Anne G. Wheaton, PhD; Yong Liu, MD; Janet B. Croft, PhD; Brenna VanFrank, MD; Thomas L. Croxton, PhD, MD; Antonello Punturieri, MD, PhD; Lisa Postow, PhD; Kurt J. Greenlund, PhD


Morbidity and Mortality Weekly Report. 2019;68(24):533-538. 

In This Article


The higher COPD prevalences observed among women, older adults, American Indians/Alaska Natives, adults with less education, those with a history of asthma, and those residing in rural areas were consistent with results from previous studies.[1–3] The geographic distribution also was consistent.[1] These patterns were similar among adults who had never smoked. Although smoking tobacco is the main contributor to COPD in the United States, other factors might play a role in the development of COPD among nonsmokers, including secondhand smoke exposure, occupational and environmental exposures, and chronic asthma.[4,5] Secondhand smoke exposure, in either childhood or as an adult, has been associated with an increased risk for COPD-associated mortality.[6] The 2006 Surgeon General's report on secondhand smoke concluded that although the evidence suggested a causal relationship between exposure to secondhand smoke and COPD risk, there was insufficient evidence to state definitively that the relationship is causal.[7]

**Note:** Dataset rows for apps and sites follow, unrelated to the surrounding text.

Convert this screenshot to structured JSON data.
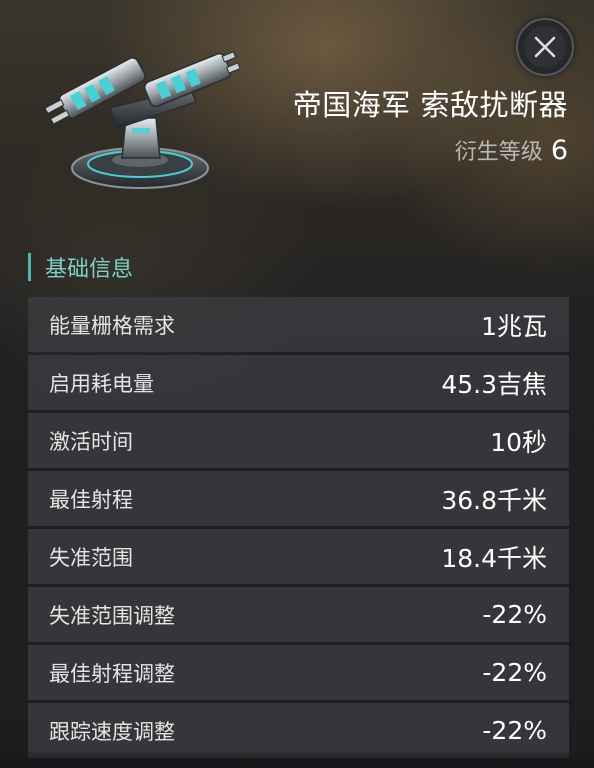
{
  "item": {
    "name": "帝国海军 索敌扰断器",
    "meta_level_label": "衍生等级",
    "meta_level_value": "6"
  },
  "section": {
    "title": "基础信息"
  },
  "stats": [
    {
      "label": "能量栅格需求",
      "value": "1兆瓦"
    },
    {
      "label": "启用耗电量",
      "value": "45.3吉焦"
    },
    {
      "label": "激活时间",
      "value": "10秒"
    },
    {
      "label": "最佳射程",
      "value": "36.8千米"
    },
    {
      "label": "失准范围",
      "value": "18.4千米"
    },
    {
      "label": "失准范围调整",
      "value": "-22%"
    },
    {
      "label": "最佳射程调整",
      "value": "-22%"
    },
    {
      "label": "跟踪速度调整",
      "value": "-22%"
    }
  ],
  "icons": {
    "close": "close-icon",
    "item": "turret-module-icon"
  },
  "colors": {
    "accent": "#4fb7b0",
    "section_title": "#7fd0c6",
    "row_bg": "#3a3c40",
    "text": "#ffffff"
  }
}
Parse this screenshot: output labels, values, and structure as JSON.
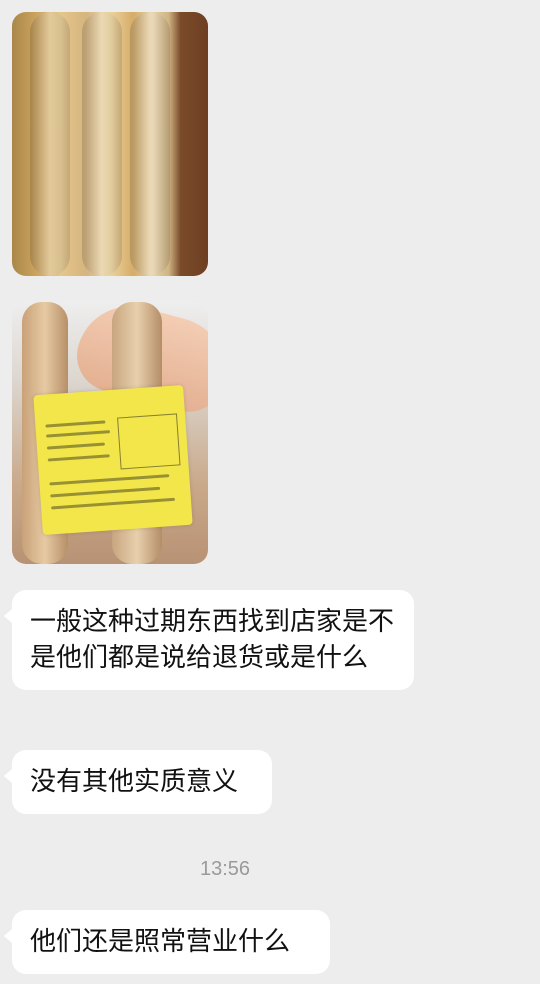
{
  "messages": [
    {
      "type": "image",
      "description_icon": "photo-bread-package-front"
    },
    {
      "type": "image",
      "description_icon": "photo-bread-package-label"
    },
    {
      "type": "text",
      "text": "一般这种过期东西找到店家是不是他们都是说给退货或是什么"
    },
    {
      "type": "text",
      "text": "没有其他实质意义"
    },
    {
      "type": "text",
      "text": "他们还是照常营业什么"
    }
  ],
  "timestamp": "13:56",
  "colors": {
    "background": "#ededed",
    "bubble": "#ffffff",
    "text": "#111111",
    "timestamp": "#9a9a9a"
  }
}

In the current analysis, the geographic distribution of high COPD prevalence was similar for current smokers and adults who never smoked. There is also a strong correlation between state-level prevalences of COPD among adults who never smoked and state-level prevalence of current smoking. This could reflect that in certain regions adults who never smoked might be more likely to be exposed to secondhand smoke. Among the states in the highest quartile for COPD among adults who never smoked, only New Jersey had laws banning smoking in private worksites, restaurants, and bars as of December 31, 2017; the remainder of states in that quartile either had no smoke-free laws or laws banning smoking in only one or two venues.**

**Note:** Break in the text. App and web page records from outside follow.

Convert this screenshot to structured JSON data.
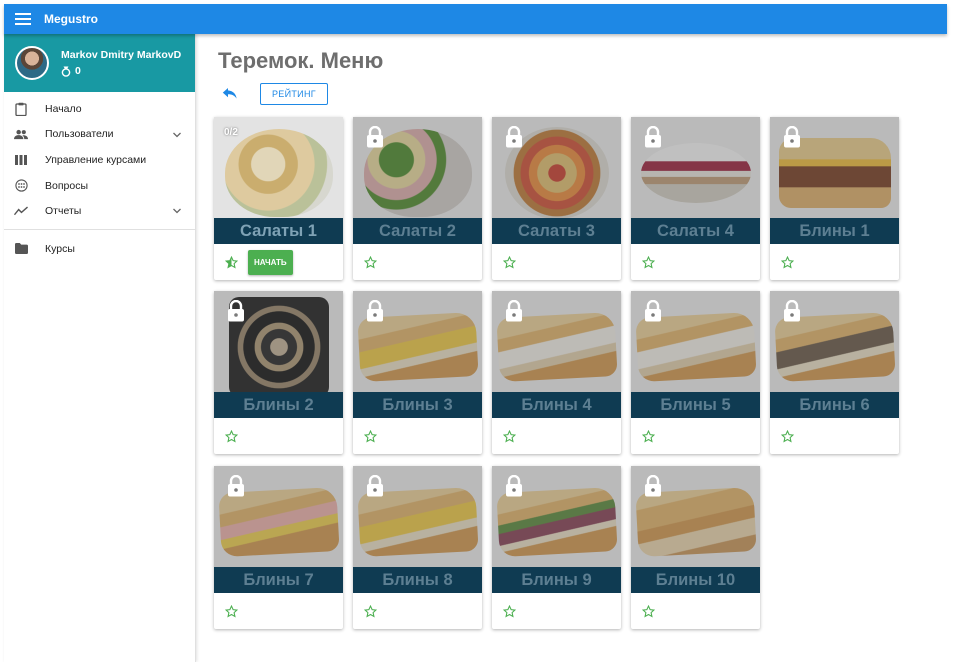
{
  "app": {
    "title": "Megustro"
  },
  "user": {
    "name": "Markov Dmitry MarkovD",
    "points": "0"
  },
  "sidebar": {
    "items": [
      {
        "label": "Начало",
        "icon": "clipboard-icon",
        "expandable": false
      },
      {
        "label": "Пользователи",
        "icon": "people-icon",
        "expandable": true
      },
      {
        "label": "Управление курсами",
        "icon": "columns-icon",
        "expandable": false
      },
      {
        "label": "Вопросы",
        "icon": "question-icon",
        "expandable": false
      },
      {
        "label": "Отчеты",
        "icon": "chart-line-icon",
        "expandable": true
      }
    ],
    "bottom_items": [
      {
        "label": "Курсы",
        "icon": "folder-icon"
      }
    ]
  },
  "page": {
    "title": "Теремок. Меню",
    "rating_button": "РЕЙТИНГ",
    "start_button": "НАЧАТЬ",
    "progress": "0/2"
  },
  "courses": [
    {
      "label": "Салаты 1",
      "locked": false
    },
    {
      "label": "Салаты 2",
      "locked": true
    },
    {
      "label": "Салаты 3",
      "locked": true
    },
    {
      "label": "Салаты 4",
      "locked": true
    },
    {
      "label": "Блины 1",
      "locked": true
    },
    {
      "label": "Блины 2",
      "locked": true
    },
    {
      "label": "Блины 3",
      "locked": true
    },
    {
      "label": "Блины 4",
      "locked": true
    },
    {
      "label": "Блины 5",
      "locked": true
    },
    {
      "label": "Блины 6",
      "locked": true
    },
    {
      "label": "Блины 7",
      "locked": true
    },
    {
      "label": "Блины 8",
      "locked": true
    },
    {
      "label": "Блины 9",
      "locked": true
    },
    {
      "label": "Блины 10",
      "locked": true
    }
  ],
  "colors": {
    "topbar": "#1e88e5",
    "profile": "#1899a3",
    "banner": "#0f3b52",
    "start_button": "#4caf50",
    "star": "#4caf50"
  }
}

The findings in this report are subject to at least seven limitations. First, COPD status was based on self-report, not on medical records or diagnostic tests, and might be subject to recall and social desirability biases. Second, physicians might be more likely to diagnose COPD and other smoking-related diseases in states with high smoking rates, whereas COPD might be more likely to remain undiagnosed in states with lower smoking rates. Third, smoking status also was based on self-report and might be subject to social desirability bias. Fourth, because the data were cross-sectional, causality could not be examined. Fifth, e-cigarette use was not examined in this report. There were no other measures of exposure to secondhand smoke or other indoor or outdoor air pollutants or history of respiratory infections, all of which might contribute to COPD risk. Sixth, BRFSS surveys noninstitutionalized adults and does not include adults who live in long-term care facilities, prisons, and other facilities; therefore, findings are not generalizable to those populations. Finally, state BRFSS response rates were relatively low, which might lead to selection bias.

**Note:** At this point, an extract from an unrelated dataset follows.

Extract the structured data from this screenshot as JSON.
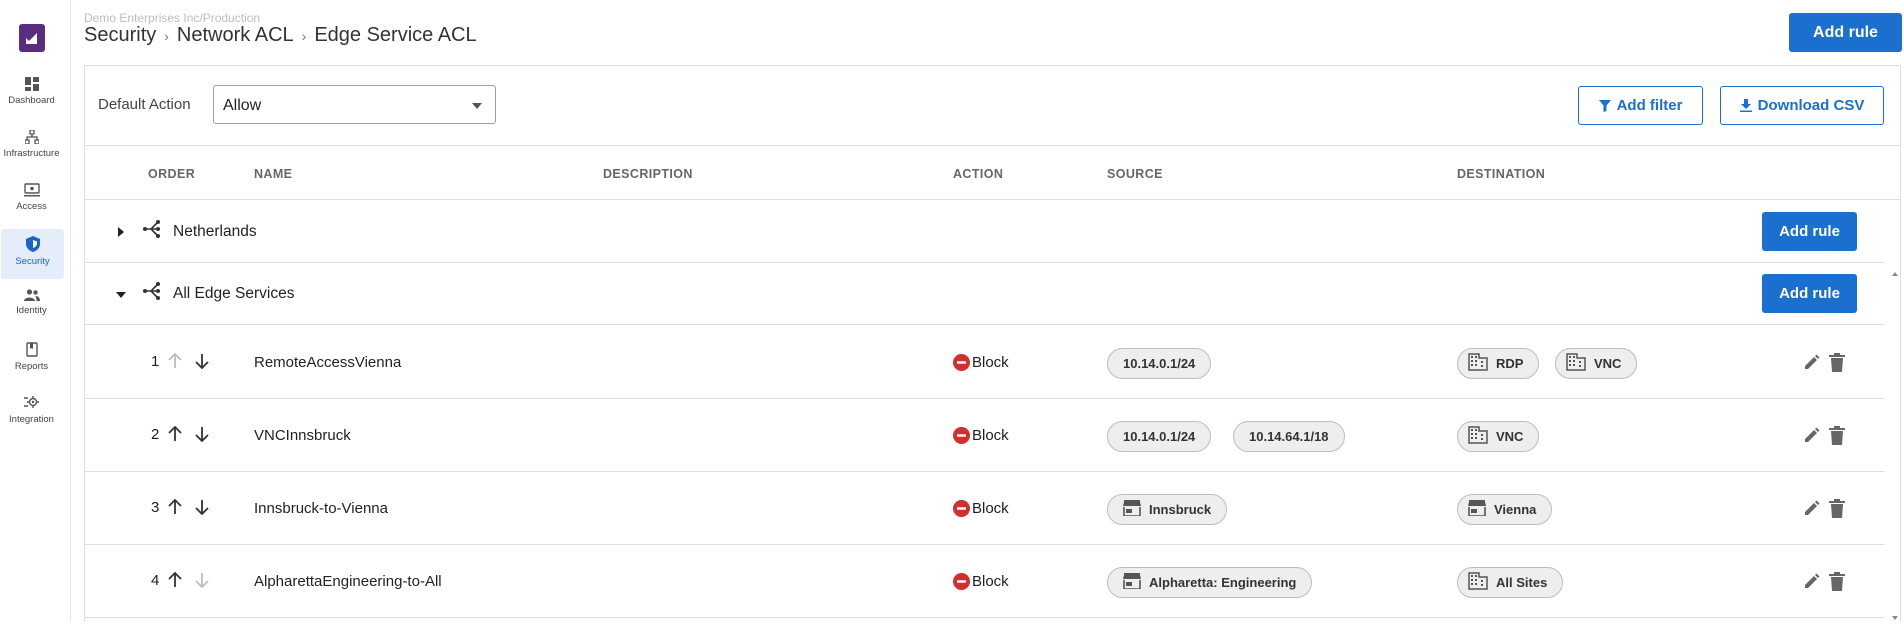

Population-based strategies for smoking prevention and control have the potential to decrease the prevalence of COPD in the United States. Such strategies include tobacco product price increases, mass media antismoking campaigns, comprehensive smoke-free laws, and barrier-free access to evidence-based cessation interventions.†† Comprehensive smoke-free laws not only help protect nonsmokers from secondhand smoke exposure, but they can also promote adoption of voluntary smoke-free rules in private settings (e.g., homes and automobiles) and reduce smoking prevalence through increased cessation and decreased initiation.§§ Clinicians can play a key role in increasing access to and use of cessation therapies, including counseling and Food and Drug Administration-approved cessation medications.¶¶ Current clinical guidelines recommend screening all patients for tobacco use at every visit;[8] however, clinicians should be mindful that not all COPD is necessarily caused by smoking and should use spirometry for diagnosis in patients with COPD symptoms,[9] regardless of their smoking history.